SOAR: Art Education - Workshops and Retreats - Carole Hillsbery Workshops at McKenzie Orchard Bed & Breakfast

We have a beautiful property on the McKenzie River near Springfield, Oregon and operate a 5-guest-room bed and breakfast inn. We’re hosting 2 workshops instructed by superb watercolorist Carole Hillsbery of Florence, Oregon. May 16-17: Landscapes; May 18-19: Watercolor on Canvas. Please call innkeeper Karen Reid at 541-515-8153 to reserve a space in the workshop.

via SOAR: Art Education – Workshops and Retreats – Carole Hillsbery Workshops at McKenzie Orchard Bed & Breakfast.

2012 Journaling Retreat ~ Thursday

Elaine Frenett

Our Thursday dawned just as another day in paradise. Mornin’ yoga glistened with silence only broken by a far off fishermen’s gliding boat.

Once back to the cabins, Izzy had laid out a Elaine Frenettfeast for our eyes as well as our stomachs. After days of focusing on visuals ~ we all are beginning to see beauty, design, color harmonies everywhere, even in these eggs! and the dried fruit! Isn’t it wonderful seeing with artists’ eyes?

Elaine FrenettOk, on to our journal creating. This morn we dive into one of my all time favorites to share for journaling: incorporating paperclay! Check out this gallery link for Paperclay and see all that is possible. When inserting a paperclay piece into a journal, I prefer to flatten the material as it will fit into your pages better. But again, we can let our imaginations run. I’ve prepared thisElaine Frenettpaperclay “cloud” piece ahead of time and demo my process, finishing up with painting with watercolor and once dry, sealing with Mod Podge. And then comes the stitching of the piece into the journal ~ and I’ll never use fishing line again!! It staysElaine Frenettcurled,  get knotted up and you can’t see what you are doing ~ but Darlene and I laughed so hard in the process I had tears rolling down my cheeks. See, it actually turned out pretty ok (except for I couldn’t tie the end of the fishing line and left the beading needle there at the end)! Here’s the journal process and sharing our ideas ~ and it’s so juicy!

Elaine FrenettAfter a not-quite-as-peaceful-as-we’d-envisioned Buddhist Meditation, we break for a lunch salad of roasted asparagus, poached egg, brioche with creamy shallot vinaigrette . . . and many yummmmmmmmmmmms.

Jean lead our afternoon process combining sense seeing and haiku writing.
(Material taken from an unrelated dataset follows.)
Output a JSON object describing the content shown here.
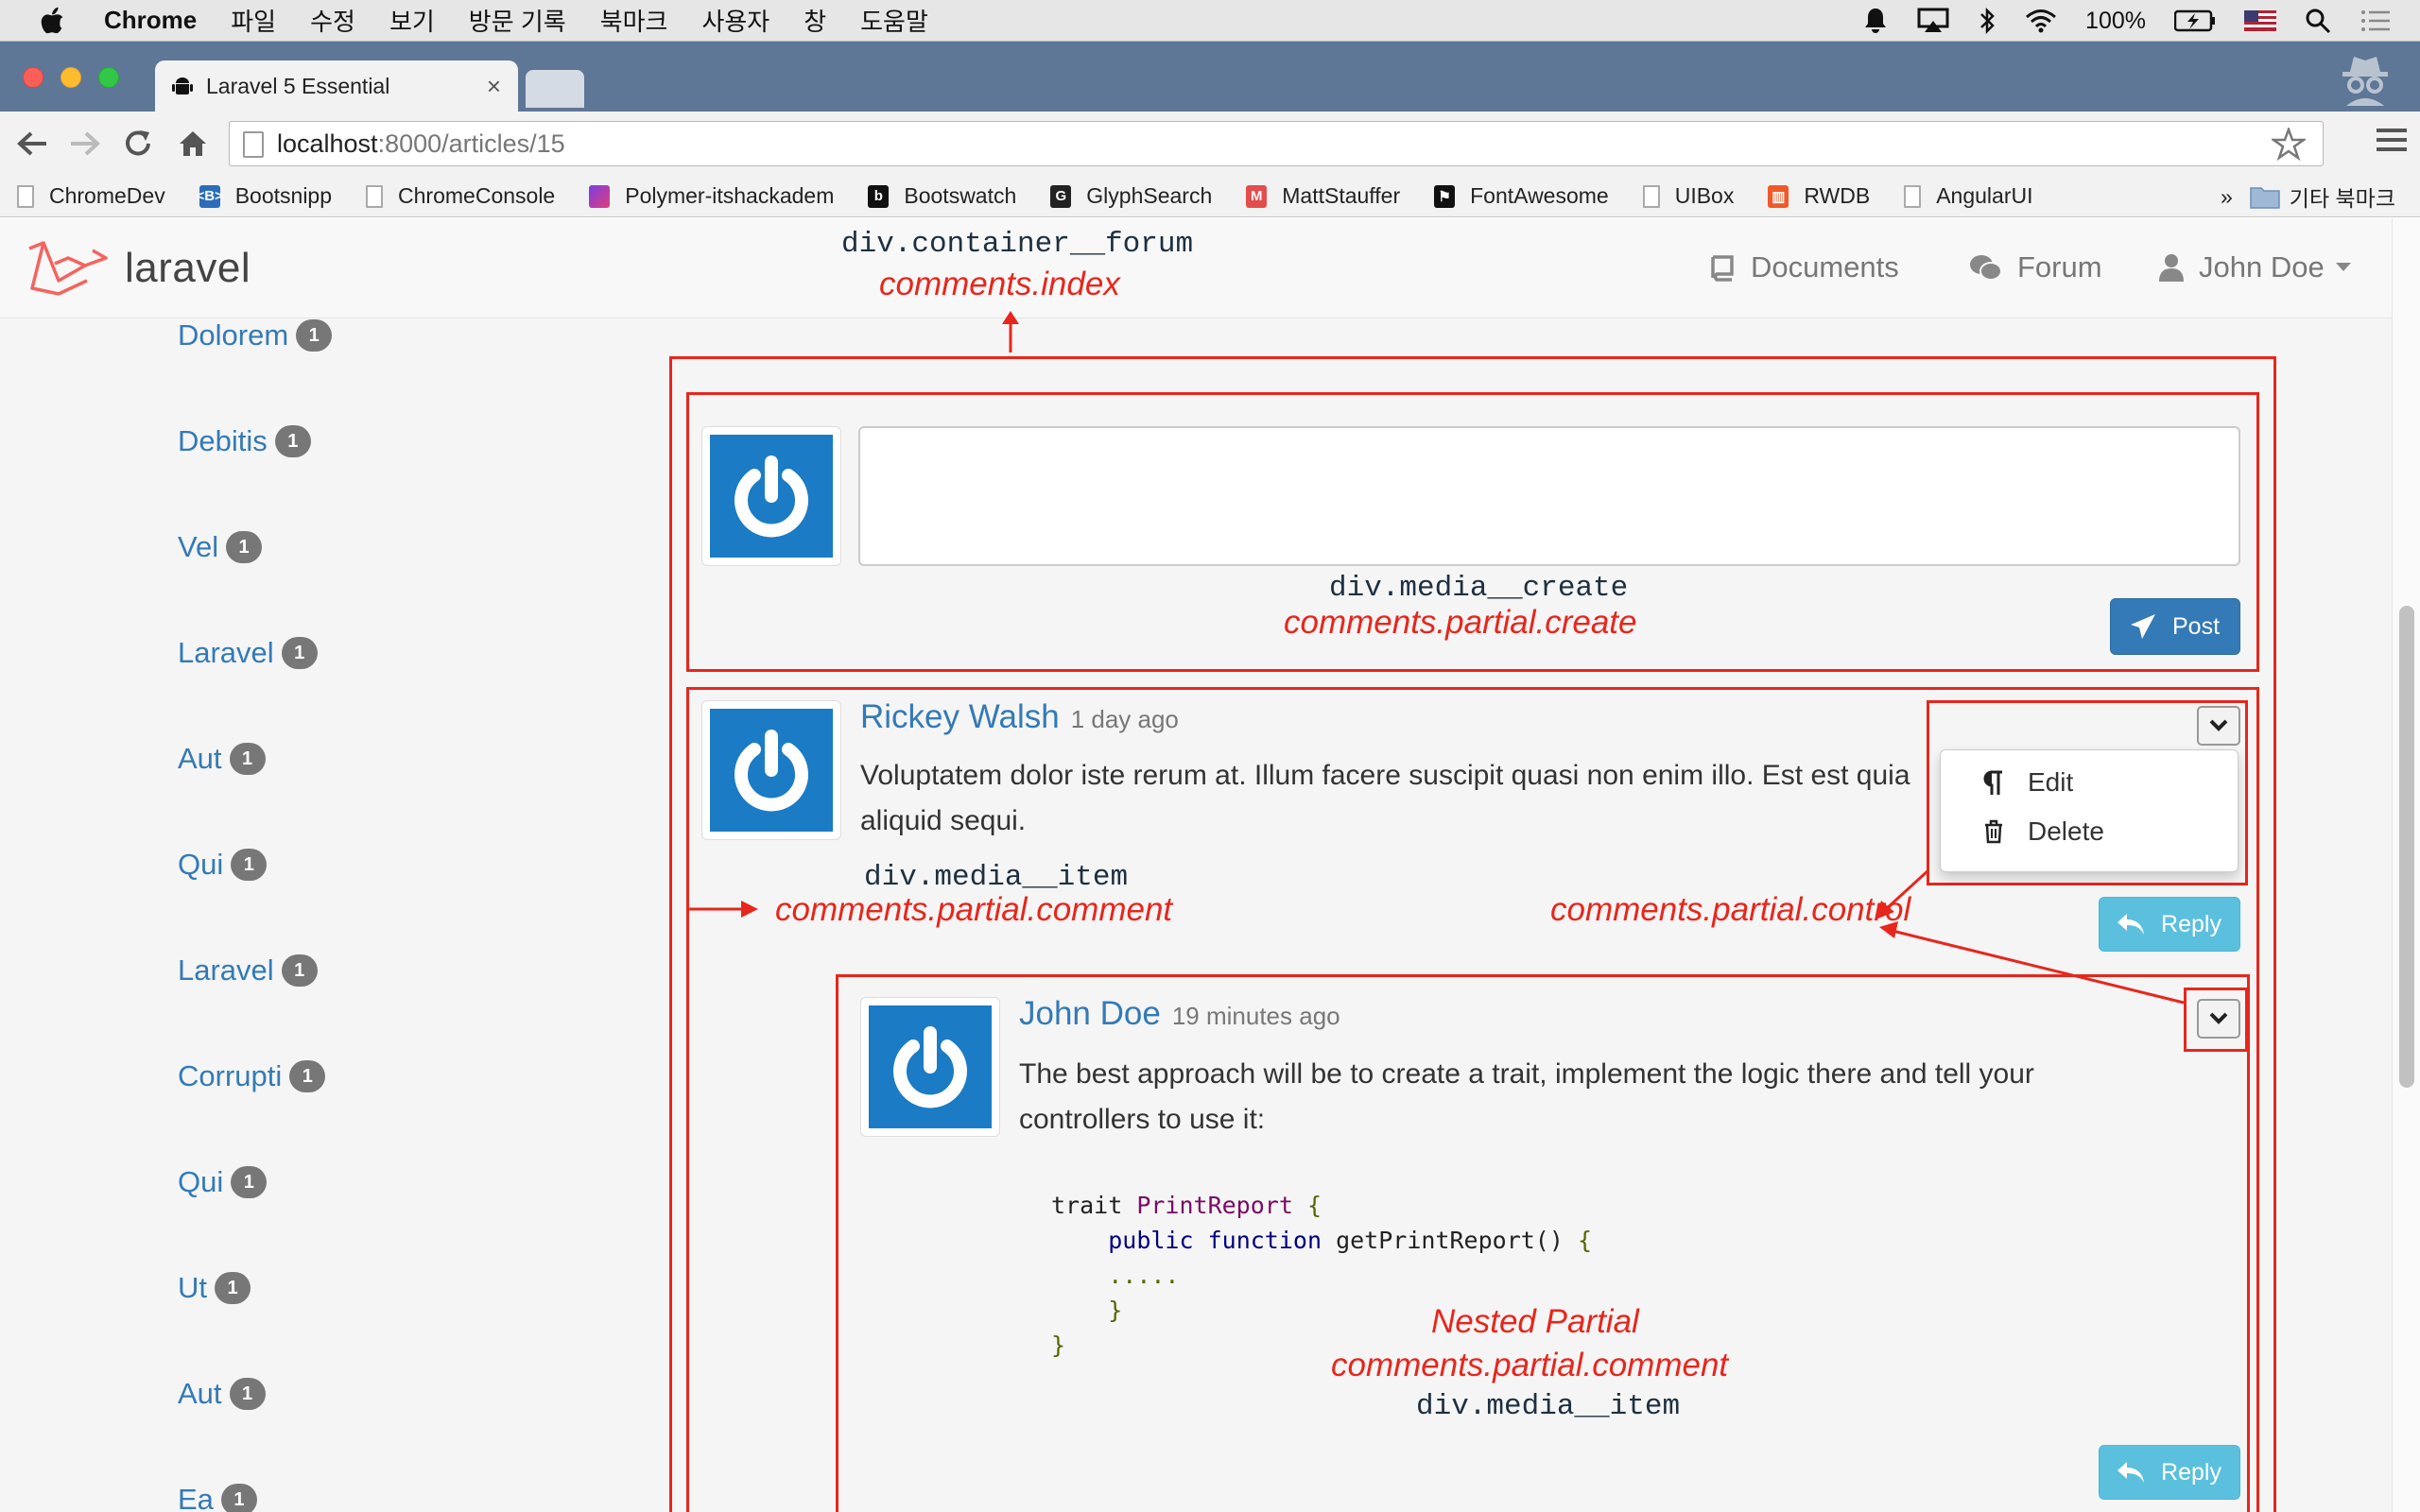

After a brief instruction with Elaine Frenettdiverse samples, we all skitter about, in search of what part of nature speaks to us personally. Here, Cookie caught me totally Elaine Frenettimmersed in painting, ignoring the chill starting to approach from the west. The afternoon had started warm ‘n sunny, yet low thin clouds appeared along with that breeze and as each of us finished our haiku, we patter back to the cabin’s warmth. But didn’t we create some tantalizing results combining image and word?Elaine Frenett

This Thursday being our final formal retreat dinner together, Chef Izzy had stirred up something special. We warmed with afternoon teas and soon blood returned to our blue fingers. By the time our Rabbit Elaine FrenettSugo, Housemade Tarragon Pasta with Lemon was ready we all found seats outside to enjoy the afternoon setting sun. The meal was luscious and we reveled in shared stories and friendships that had blossomed. There was just too much fun by the time we got to our Almond Cake with White Chocolate Ganache and fresh berries.

Can you tell we just had another rich day that we just didn’t want to end?